▸ **What this task involves**: Filter the records down to the lines that hold the word "accumulated", and copy each of those lines.

Data extracted from a collection:
....

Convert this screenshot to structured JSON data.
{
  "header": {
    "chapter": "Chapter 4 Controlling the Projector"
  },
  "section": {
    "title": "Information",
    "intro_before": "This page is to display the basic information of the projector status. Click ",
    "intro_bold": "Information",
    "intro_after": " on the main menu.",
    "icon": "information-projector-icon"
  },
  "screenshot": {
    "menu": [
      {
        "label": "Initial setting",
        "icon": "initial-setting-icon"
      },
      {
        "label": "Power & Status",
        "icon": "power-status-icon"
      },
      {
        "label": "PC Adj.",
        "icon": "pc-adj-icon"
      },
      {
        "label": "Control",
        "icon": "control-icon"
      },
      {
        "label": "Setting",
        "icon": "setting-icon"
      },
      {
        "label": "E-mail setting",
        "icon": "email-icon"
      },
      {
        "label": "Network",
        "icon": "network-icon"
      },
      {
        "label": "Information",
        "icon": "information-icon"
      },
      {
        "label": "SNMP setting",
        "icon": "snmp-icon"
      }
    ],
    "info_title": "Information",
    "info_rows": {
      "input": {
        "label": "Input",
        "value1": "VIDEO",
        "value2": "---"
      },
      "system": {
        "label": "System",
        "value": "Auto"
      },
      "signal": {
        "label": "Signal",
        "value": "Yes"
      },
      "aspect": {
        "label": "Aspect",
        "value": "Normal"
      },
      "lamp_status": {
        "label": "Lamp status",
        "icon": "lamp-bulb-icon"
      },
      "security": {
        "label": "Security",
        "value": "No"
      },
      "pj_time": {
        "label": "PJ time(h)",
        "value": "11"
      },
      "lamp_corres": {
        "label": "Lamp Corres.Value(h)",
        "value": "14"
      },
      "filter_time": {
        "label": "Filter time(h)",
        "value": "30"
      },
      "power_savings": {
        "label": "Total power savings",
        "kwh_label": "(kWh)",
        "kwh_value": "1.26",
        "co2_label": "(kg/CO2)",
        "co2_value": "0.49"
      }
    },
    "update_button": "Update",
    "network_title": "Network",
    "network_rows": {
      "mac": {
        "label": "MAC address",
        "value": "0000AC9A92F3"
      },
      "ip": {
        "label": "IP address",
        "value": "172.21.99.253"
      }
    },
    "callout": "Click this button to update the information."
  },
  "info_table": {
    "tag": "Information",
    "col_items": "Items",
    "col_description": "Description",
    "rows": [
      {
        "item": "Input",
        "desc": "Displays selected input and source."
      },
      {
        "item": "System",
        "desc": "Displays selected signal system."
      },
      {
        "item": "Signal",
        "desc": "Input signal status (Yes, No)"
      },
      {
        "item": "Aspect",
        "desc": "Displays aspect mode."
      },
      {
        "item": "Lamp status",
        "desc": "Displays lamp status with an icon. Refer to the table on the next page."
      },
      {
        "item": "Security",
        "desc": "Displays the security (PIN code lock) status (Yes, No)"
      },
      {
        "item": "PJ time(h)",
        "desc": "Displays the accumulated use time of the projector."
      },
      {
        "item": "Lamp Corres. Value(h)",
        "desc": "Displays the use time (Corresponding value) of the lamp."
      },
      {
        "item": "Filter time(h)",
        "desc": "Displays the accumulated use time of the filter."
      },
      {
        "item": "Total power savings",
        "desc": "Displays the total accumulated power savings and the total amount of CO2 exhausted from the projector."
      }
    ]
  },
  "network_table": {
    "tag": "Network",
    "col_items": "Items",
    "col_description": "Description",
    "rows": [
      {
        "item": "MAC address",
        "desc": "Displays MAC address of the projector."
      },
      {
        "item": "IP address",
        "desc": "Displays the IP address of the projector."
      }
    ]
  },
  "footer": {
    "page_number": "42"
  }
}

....

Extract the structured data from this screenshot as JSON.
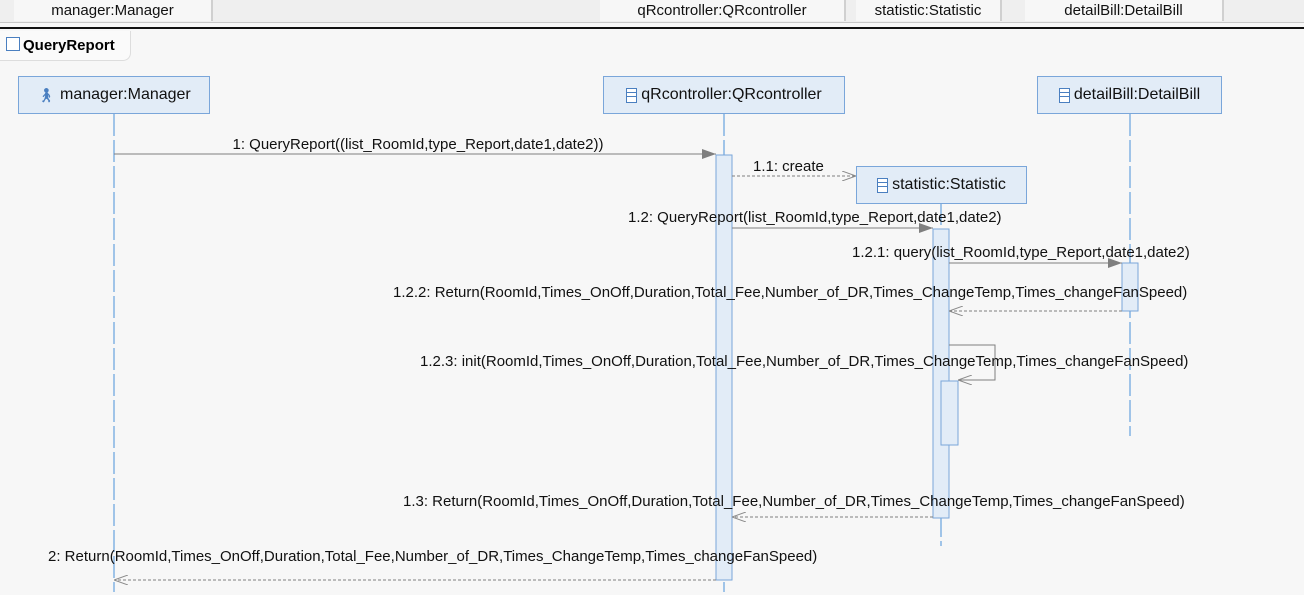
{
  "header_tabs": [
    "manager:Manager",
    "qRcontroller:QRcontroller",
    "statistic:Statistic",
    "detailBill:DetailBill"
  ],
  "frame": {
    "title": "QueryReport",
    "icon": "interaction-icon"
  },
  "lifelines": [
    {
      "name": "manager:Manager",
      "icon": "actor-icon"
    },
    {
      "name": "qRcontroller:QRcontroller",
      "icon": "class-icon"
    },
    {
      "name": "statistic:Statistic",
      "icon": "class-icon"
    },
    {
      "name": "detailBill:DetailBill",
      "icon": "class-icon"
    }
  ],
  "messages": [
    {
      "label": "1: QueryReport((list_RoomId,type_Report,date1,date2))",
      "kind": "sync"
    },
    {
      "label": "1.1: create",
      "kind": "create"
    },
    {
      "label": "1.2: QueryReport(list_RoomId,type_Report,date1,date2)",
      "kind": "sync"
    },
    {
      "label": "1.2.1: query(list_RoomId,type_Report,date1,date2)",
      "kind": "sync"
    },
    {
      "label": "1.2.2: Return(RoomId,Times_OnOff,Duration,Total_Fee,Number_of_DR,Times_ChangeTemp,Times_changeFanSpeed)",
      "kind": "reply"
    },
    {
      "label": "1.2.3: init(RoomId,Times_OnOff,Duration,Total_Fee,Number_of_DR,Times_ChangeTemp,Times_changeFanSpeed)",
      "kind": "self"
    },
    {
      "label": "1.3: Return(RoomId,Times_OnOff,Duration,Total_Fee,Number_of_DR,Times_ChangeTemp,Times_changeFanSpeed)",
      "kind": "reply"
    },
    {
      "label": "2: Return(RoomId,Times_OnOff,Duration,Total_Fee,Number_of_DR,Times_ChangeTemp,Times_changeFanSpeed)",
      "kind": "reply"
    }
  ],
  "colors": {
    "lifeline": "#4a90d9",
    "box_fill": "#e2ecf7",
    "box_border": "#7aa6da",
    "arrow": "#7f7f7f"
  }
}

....

▸ **Exercise output**:
        "desc": "Displays the accumulated use time of the projector."
        "desc": "Displays the accumulated use time of the filter."
        "desc": "Displays the total accumulated power savings and the total amount of CO2 exhausted from the projector."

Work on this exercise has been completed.